There are plenty of conspiracy theories knocking about with some rather disturbing and others damaging.

But there are also those that are just plain daft. And one such theory is explored in a podcast released earlier this year by Irish comedian Joanne McNally.

The theory goes that Canadian punk pop singer Avril Lavigne had either died or gone to ground following the released of her first album ‘Let Go’ in 2002 and before the release of her second album ‘Under My Skin’ in 2004.

There was speculation her image had drastically changed and even her voice was different with claims she had been replaced by a lookalike called Melissa Vandella.

In her podcast ‘Who Replaced Avril Lavigne?’, McNally takes a playful look at the theory and tells the listener she has been obsessed with the theory for some time.

In the first episode she even says: ‘I think this story could be true, I want it to be true.’

This is technically a mockuseries but it is pretty subtle and McNally does take a pretty serious look at what evidence people are basing this bizarre theory on.

In the first episode, she looks into Avril’s dramatic image change, her apparent change of voice and even her handwriting which has also apparently changed to something more ‘girly’.

McNally admits the extent of her ‘research’ has come from hours trawling through TikTok.

But she does hang out with some Avril Lavigne fans before a concert in London and gets their take on the theory which is largely dismissed out of hand unsurprisingly.

She drafts in some fellow podcasters to look over the evidence.

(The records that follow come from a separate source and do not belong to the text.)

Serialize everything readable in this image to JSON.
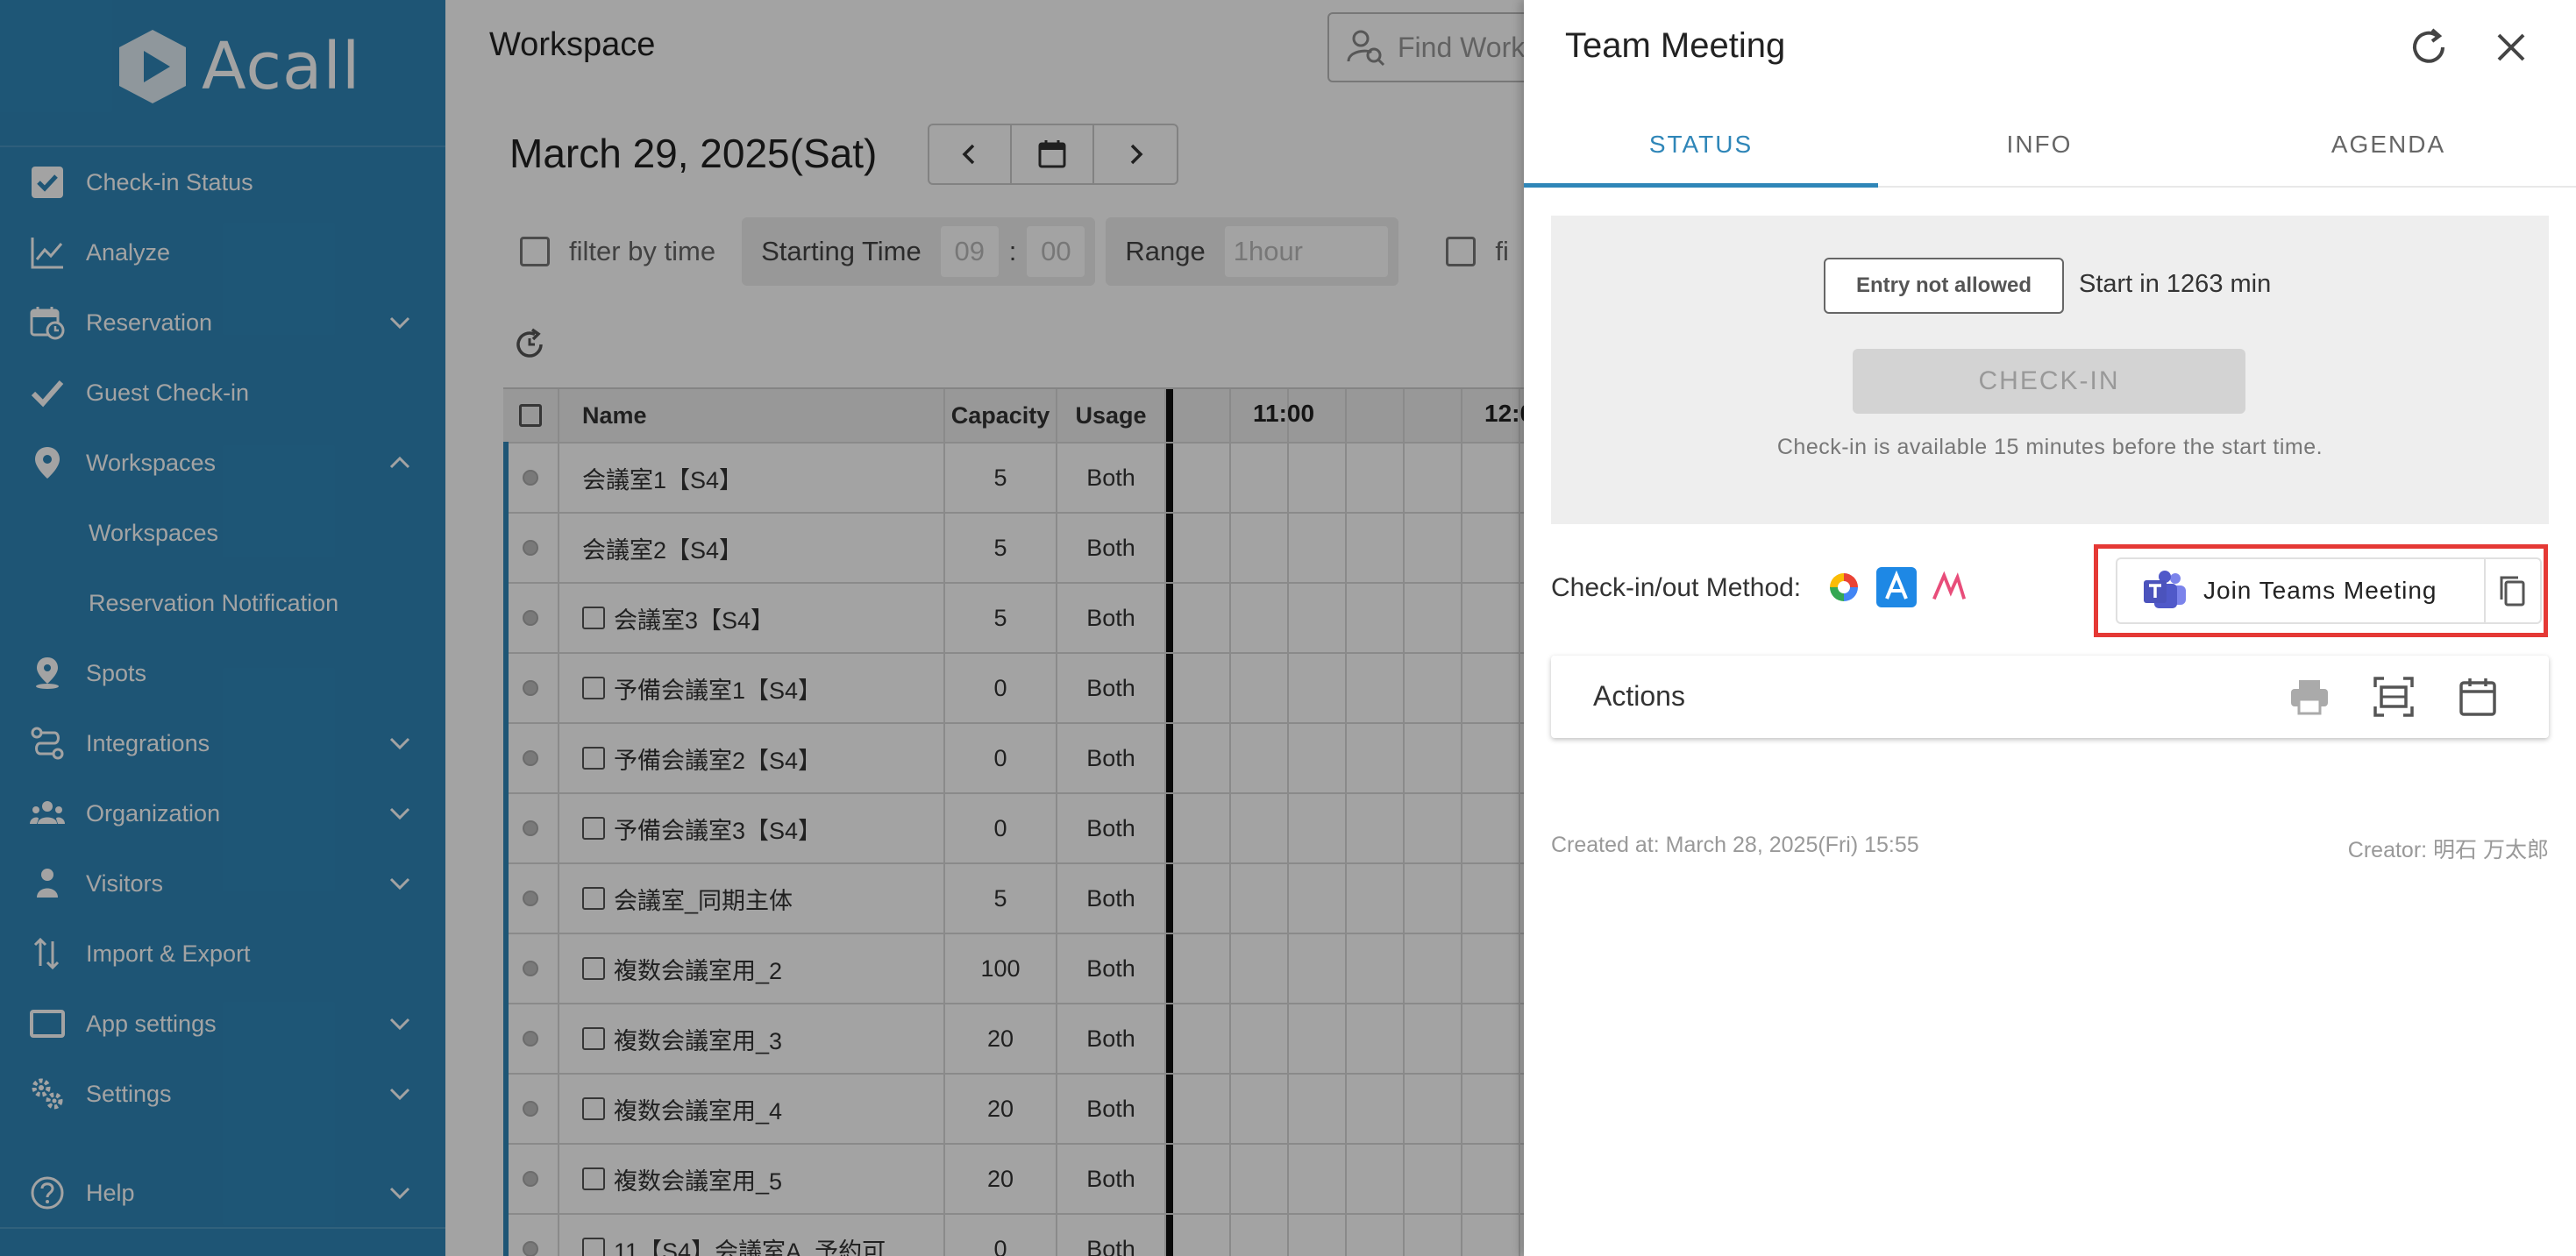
{
  "brand": {
    "name": "Acall"
  },
  "sidebar": {
    "items": [
      {
        "label": "Check-in Status",
        "icon": "checkbox-icon",
        "expandable": false
      },
      {
        "label": "Analyze",
        "icon": "chart-line-icon",
        "expandable": false
      },
      {
        "label": "Reservation",
        "icon": "calendar-clock-icon",
        "expandable": true
      },
      {
        "label": "Guest Check-in",
        "icon": "check-icon",
        "expandable": false
      },
      {
        "label": "Workspaces",
        "icon": "map-pin-icon",
        "expandable": true,
        "expanded": true
      }
    ],
    "sub_items": [
      {
        "label": "Workspaces"
      },
      {
        "label": "Reservation Notification"
      }
    ],
    "items_after": [
      {
        "label": "Spots",
        "icon": "spot-pin-icon",
        "expandable": false
      },
      {
        "label": "Integrations",
        "icon": "integrations-icon",
        "expandable": true
      },
      {
        "label": "Organization",
        "icon": "people-icon",
        "expandable": true
      },
      {
        "label": "Visitors",
        "icon": "visitor-icon",
        "expandable": true
      },
      {
        "label": "Import & Export",
        "icon": "import-export-icon",
        "expandable": false
      },
      {
        "label": "App settings",
        "icon": "app-window-icon",
        "expandable": true
      },
      {
        "label": "Settings",
        "icon": "gears-icon",
        "expandable": true
      }
    ],
    "help": {
      "label": "Help",
      "icon": "help-circle-icon"
    }
  },
  "main": {
    "title": "Workspace",
    "search_placeholder": "Find Work",
    "date": "March 29, 2025(Sat)",
    "filter": {
      "filter_by_time": "filter by time",
      "starting_time_label": "Starting Time",
      "hour": "09",
      "colon": ":",
      "minute": "00",
      "range_label": "Range",
      "range_value": "1hour",
      "second_filter_partial": "fi"
    },
    "table": {
      "headers": {
        "name": "Name",
        "capacity": "Capacity",
        "usage": "Usage"
      },
      "time_headers": [
        "11:00",
        "12:0"
      ],
      "rows": [
        {
          "name": "会議室1【S4】",
          "capacity": "5",
          "usage": "Both",
          "checkbox": false
        },
        {
          "name": "会議室2【S4】",
          "capacity": "5",
          "usage": "Both",
          "checkbox": false
        },
        {
          "name": "会議室3【S4】",
          "capacity": "5",
          "usage": "Both",
          "checkbox": true
        },
        {
          "name": "予備会議室1【S4】",
          "capacity": "0",
          "usage": "Both",
          "checkbox": true
        },
        {
          "name": "予備会議室2【S4】",
          "capacity": "0",
          "usage": "Both",
          "checkbox": true
        },
        {
          "name": "予備会議室3【S4】",
          "capacity": "0",
          "usage": "Both",
          "checkbox": true
        },
        {
          "name": "会議室_同期主体",
          "capacity": "5",
          "usage": "Both",
          "checkbox": true
        },
        {
          "name": "複数会議室用_2",
          "capacity": "100",
          "usage": "Both",
          "checkbox": true
        },
        {
          "name": "複数会議室用_3",
          "capacity": "20",
          "usage": "Both",
          "checkbox": true
        },
        {
          "name": "複数会議室用_4",
          "capacity": "20",
          "usage": "Both",
          "checkbox": true
        },
        {
          "name": "複数会議室用_5",
          "capacity": "20",
          "usage": "Both",
          "checkbox": true
        },
        {
          "name": "11【S4】会議室A_予約可...",
          "capacity": "0",
          "usage": "Both",
          "checkbox": true
        }
      ]
    }
  },
  "panel": {
    "title": "Team Meeting",
    "tabs": [
      {
        "label": "STATUS",
        "active": true
      },
      {
        "label": "INFO",
        "active": false
      },
      {
        "label": "AGENDA",
        "active": false
      }
    ],
    "status": {
      "badge": "Entry not allowed",
      "start_in": "Start in 1263 min",
      "checkin_label": "CHECK-IN",
      "note": "Check-in is available 15 minutes before the start time."
    },
    "method_label": "Check-in/out Method:",
    "join_label": "Join Teams Meeting",
    "actions_label": "Actions",
    "created": "Created at: March 28, 2025(Fri) 15:55",
    "creator": "Creator: 明石 万太郎"
  },
  "colors": {
    "sidebar_bg": "#2f86b8",
    "accent": "#2f86b8",
    "highlight_border": "#e53935",
    "teams_purple": "#5059c9"
  }
}
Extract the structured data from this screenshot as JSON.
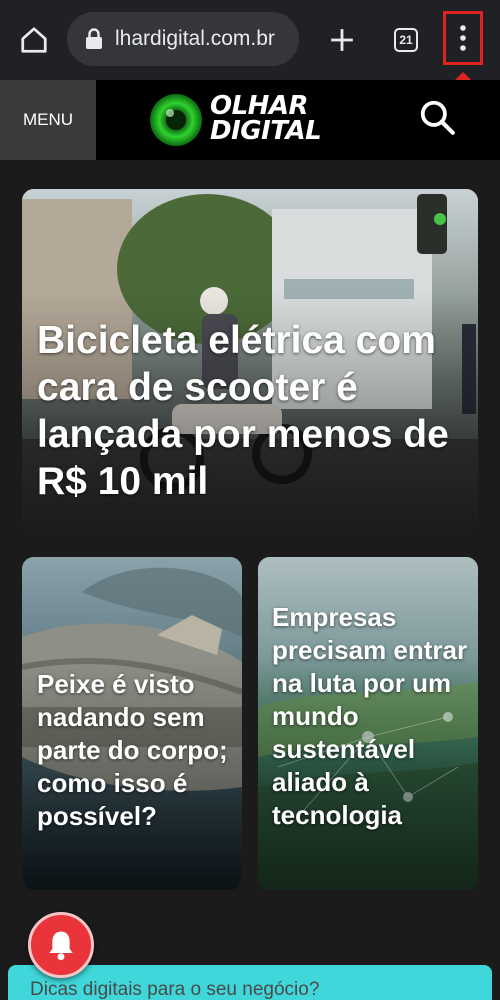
{
  "browser": {
    "url": "lhardigital.com.br",
    "tab_count": "21",
    "icons": [
      "home-icon",
      "lock-icon",
      "plus-icon",
      "tabs-icon",
      "more-vert-icon",
      "arrow-up-icon"
    ]
  },
  "site_header": {
    "menu_label": "MENU",
    "logo_line1": "OLHAR",
    "logo_line2": "DIGITAL",
    "search_icon": "search-icon"
  },
  "articles": [
    {
      "title": "Bicicleta elétrica com cara de scooter é lançada por menos de R$ 10 mil"
    },
    {
      "title": "Peixe é visto nadando sem parte do corpo; como isso é possível?"
    },
    {
      "title": "Empresas precisam entrar na luta por um mundo sustentável aliado à tecnologia"
    }
  ],
  "banner": {
    "text": "Dicas digitais para o seu negócio?"
  },
  "colors": {
    "browser_bar": "#202124",
    "site_header": "#000000",
    "page_bg": "#1b1b1b",
    "highlight": "#e0231f",
    "logo_green": "#1db51d",
    "bell": "#e8343a",
    "banner": "#3fd7d9"
  }
}
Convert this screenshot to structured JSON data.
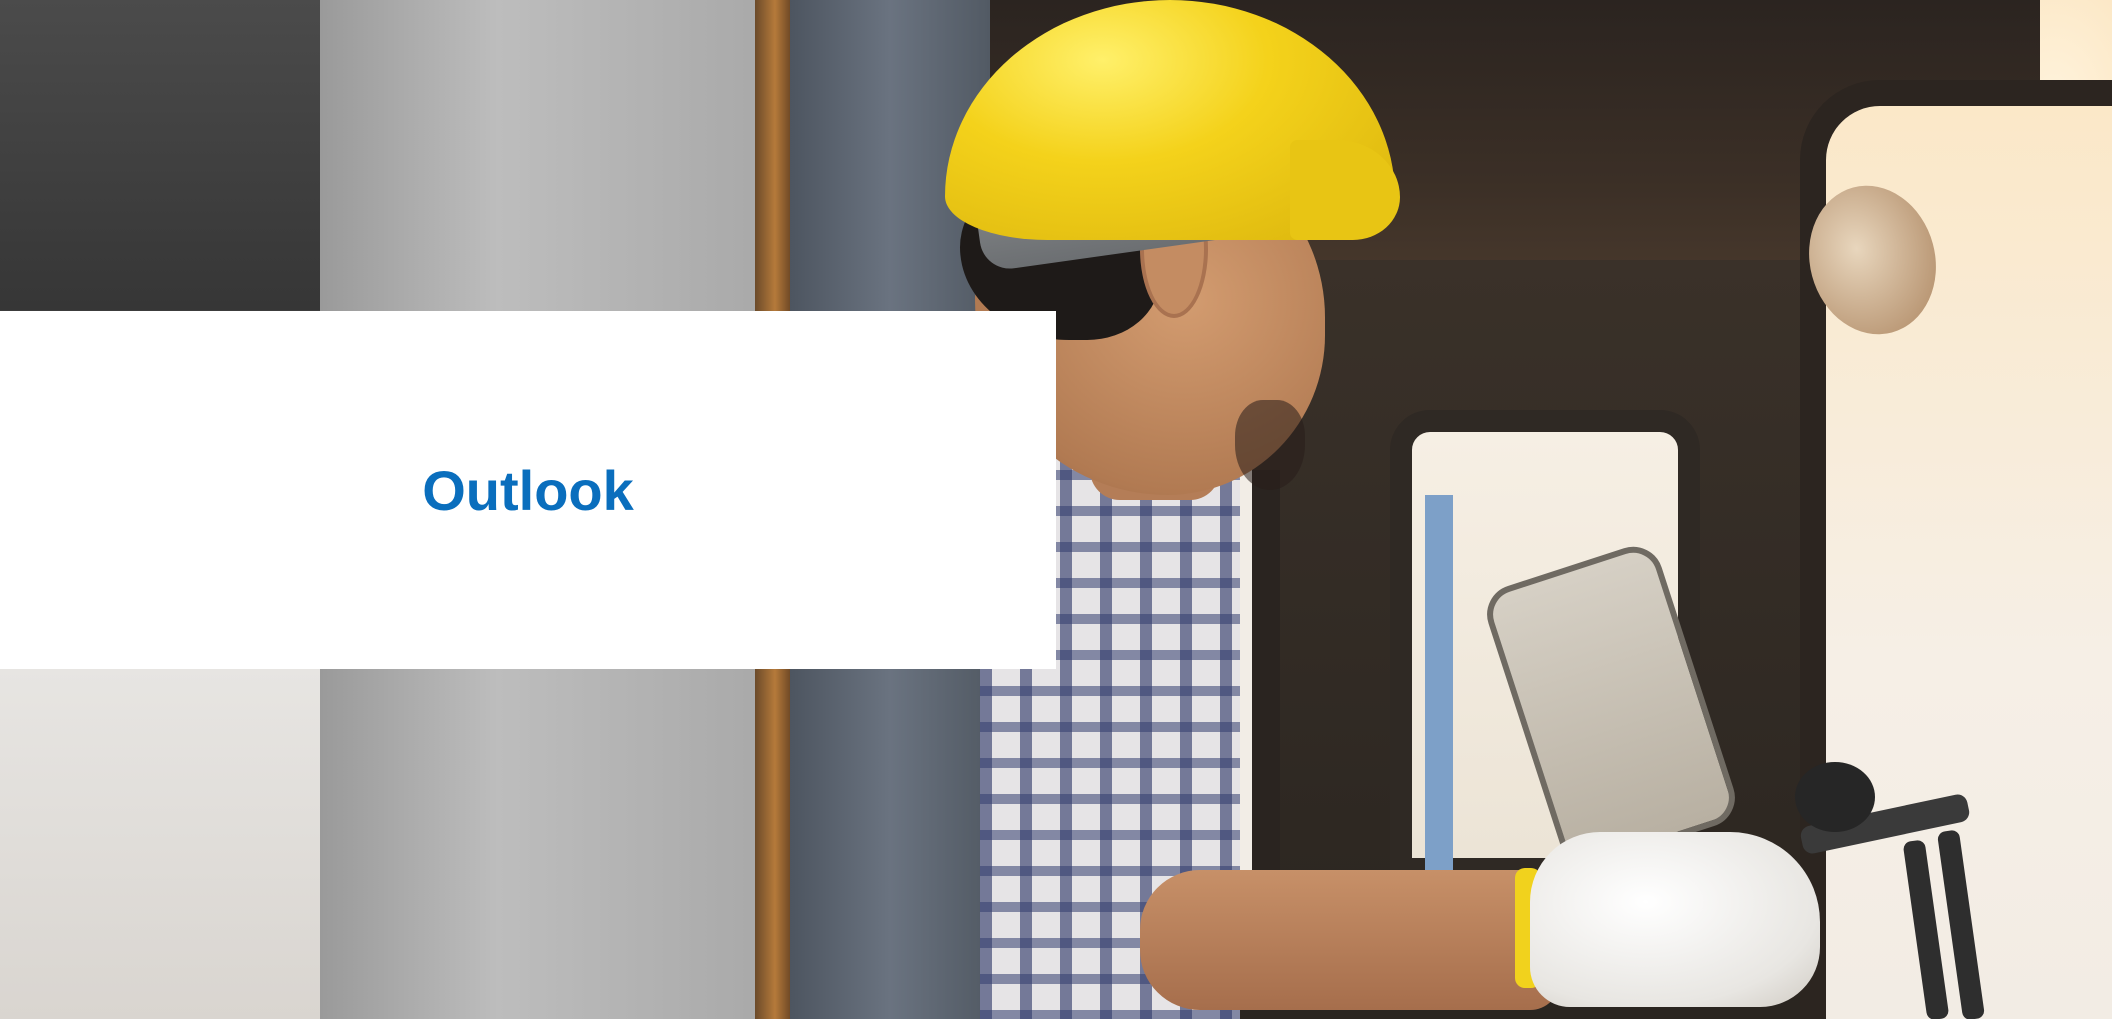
{
  "slide": {
    "title": "Outlook",
    "title_color": "#0a6ebd",
    "panel_color": "#ffffff",
    "background_image": "construction-worker-in-excavator-cab-photo"
  }
}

There is not much hard evidence to be fair.

She and fellow Irish comedian Gearoid Farrelly examine the reasons why the conspiracy theory has grown legs. They speculate Avril does look different post 2003 with Farrelly suggesting her eye and face shape has changed.

There is even speculation she shrank by an inch. There is also a photo which shows the word Melissa written on her hand.

McNally went on to try and get a word with Avril Lavigne but was given an emphatic rebuff from her representatives – not that her attempts were particularly subtle or serious for that matter.

She ends the first episode heading off to Canada to unearth Avril’s ‘origin story’.

This is a quirky podcast which appears a serious investigation initially but you quickly realise this is a comedy podcast rather than a serious piece of investigative journalism.

It is fun and fascinating and I will be listening to the other episodes to see what other rabbit holes McNally goes down even though we know she is not going to prove the Canadian superstar was ever replaced.

No surprise to hear some hardcore fans of Avril Lavigne have hit back at McNally and missed the point of the podcast.

In response, McNally said: ‘It’s so funny when her die-hard fans come in at me. They’re like: “See? Look! It’s really her,” and I’m like: “I… you don’t need to convince me.”’

‘There’s no one in the world thinks Avril Lavigne is actually replaced by somebody else except for maybe three flat-earthers. It’s just a bit of craic. I can’t imagine she’s that worked up about it. Just a bit of craic.’

The six-part series is available on BBC Sounds with each episode roughly 30-40 minutes long.